We find a fan following because there are two generations that recognize us. People from our generations & people from Ranbir’s generation recognize us because of our work. I am still working, as is Neetu. Ranbir’s age group also knows me as his father. That’s a big advantage we have.

Sir I have to ask- there were reports that you have watched ‘Bombay Velvet’. Is that true?

Where have I seen it? Its just nonsense!

Amongst the recent releases, are there any films that you’ve liked?

I liked Varun Dhawan & Nawazuddin Siddiqui in ‘Badlapur’. I liked Anushka in ‘NH 10’. I really liked Radhika Apte’s performance in ‘Badlapur’. She was brilliant and I have mentioned her too. The ensemble cast of ‘Dum Laga Ke Haisha’ was simply wonderful- Ayushmann Khurana & Pednekar girl. The film has the plot from ‘Naseeb Apna Apna’, my film, but this could be coincidental. This film is very well done. The basic points are similar. I like these kinds of films these days.

About Kapoor & Sons, could you tell us a bit about the film?

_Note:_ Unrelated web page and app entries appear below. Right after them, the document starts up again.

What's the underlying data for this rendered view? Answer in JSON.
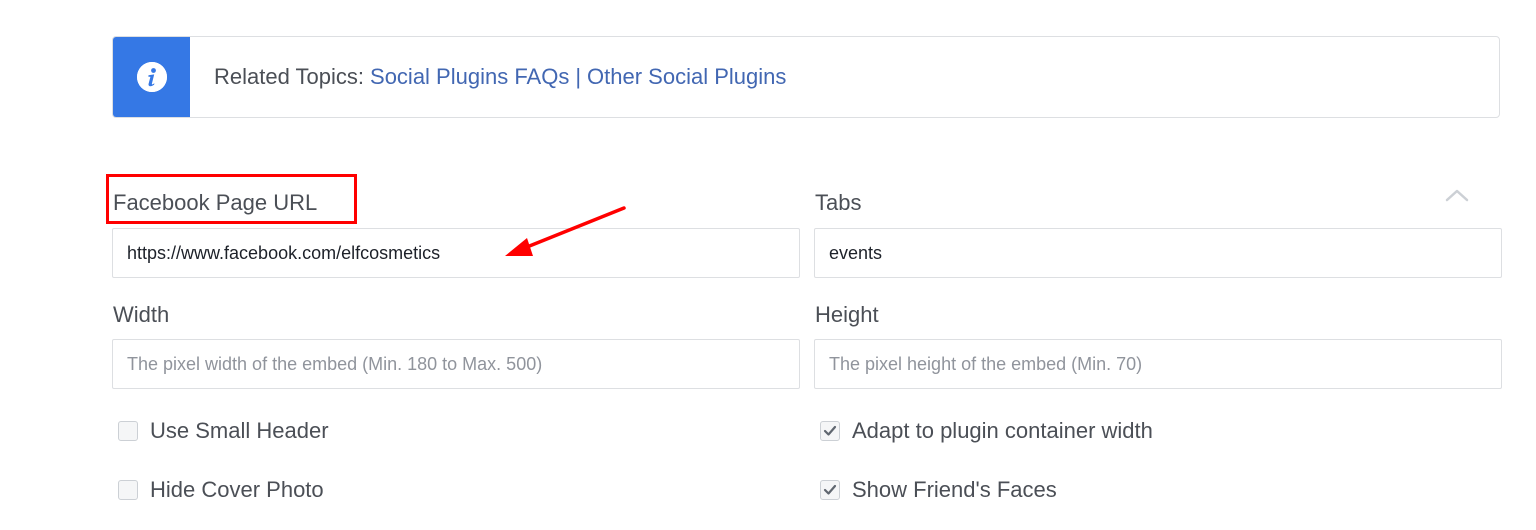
{
  "banner": {
    "icon": "info-icon",
    "label": "Related Topics:",
    "link_faq": "Social Plugins FAQs",
    "separator": "|",
    "link_other": "Other Social Plugins",
    "icon_color": "#3578e5",
    "link_color": "#4267b2"
  },
  "form": {
    "page_url": {
      "label": "Facebook Page URL",
      "value": "https://www.facebook.com/elfcosmetics"
    },
    "tabs": {
      "label": "Tabs",
      "value": "events"
    },
    "width": {
      "label": "Width",
      "placeholder": "The pixel width of the embed (Min. 180 to Max. 500)"
    },
    "height": {
      "label": "Height",
      "placeholder": "The pixel height of the embed (Min. 70)"
    },
    "checkboxes": {
      "small_header": {
        "label": "Use Small Header",
        "checked": false
      },
      "hide_cover": {
        "label": "Hide Cover Photo",
        "checked": false
      },
      "adapt_width": {
        "label": "Adapt to plugin container width",
        "checked": true
      },
      "friend_faces": {
        "label": "Show Friend's Faces",
        "checked": true
      }
    }
  },
  "annotation": {
    "color": "#ff0000"
  }
}
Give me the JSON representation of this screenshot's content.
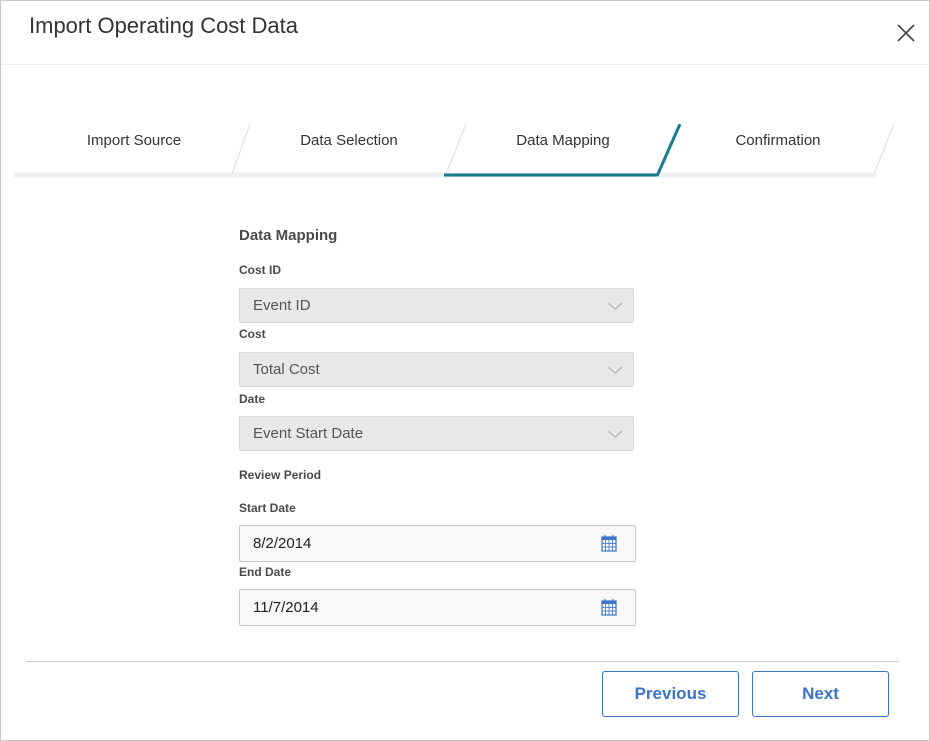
{
  "dialog": {
    "title": "Import Operating Cost Data"
  },
  "steps": [
    {
      "label": "Import Source",
      "active": false
    },
    {
      "label": "Data Selection",
      "active": false
    },
    {
      "label": "Data Mapping",
      "active": true
    },
    {
      "label": "Confirmation",
      "active": false
    }
  ],
  "colors": {
    "active_step": "#1a7a8c",
    "button": "#3b74c9",
    "select_bg": "#e8e8e8"
  },
  "form": {
    "section_title": "Data Mapping",
    "cost_id": {
      "label": "Cost ID",
      "value": "Event ID"
    },
    "cost": {
      "label": "Cost",
      "value": "Total Cost"
    },
    "date": {
      "label": "Date",
      "value": "Event Start Date"
    },
    "review_period_label": "Review Period",
    "start_date": {
      "label": "Start Date",
      "value": "8/2/2014"
    },
    "end_date": {
      "label": "End Date",
      "value": "11/7/2014"
    }
  },
  "footer": {
    "previous_label": "Previous",
    "next_label": "Next"
  },
  "icons": {
    "close": "close-icon",
    "chevron": "chevron-down-icon",
    "calendar": "calendar-icon"
  }
}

I can’t say much, but I am excited to work with the young director Shakun Batra. He looks like a schoolboy to me. If he were to wear shorts, I would say he has bunked from school & come to the sets. ‘All is Well’ is complete. Umesh Shukla is a very good director as he has proved earlier. Going forward, I will sign films that will challenge me. I won’t do redundant roles; I need something to chew on.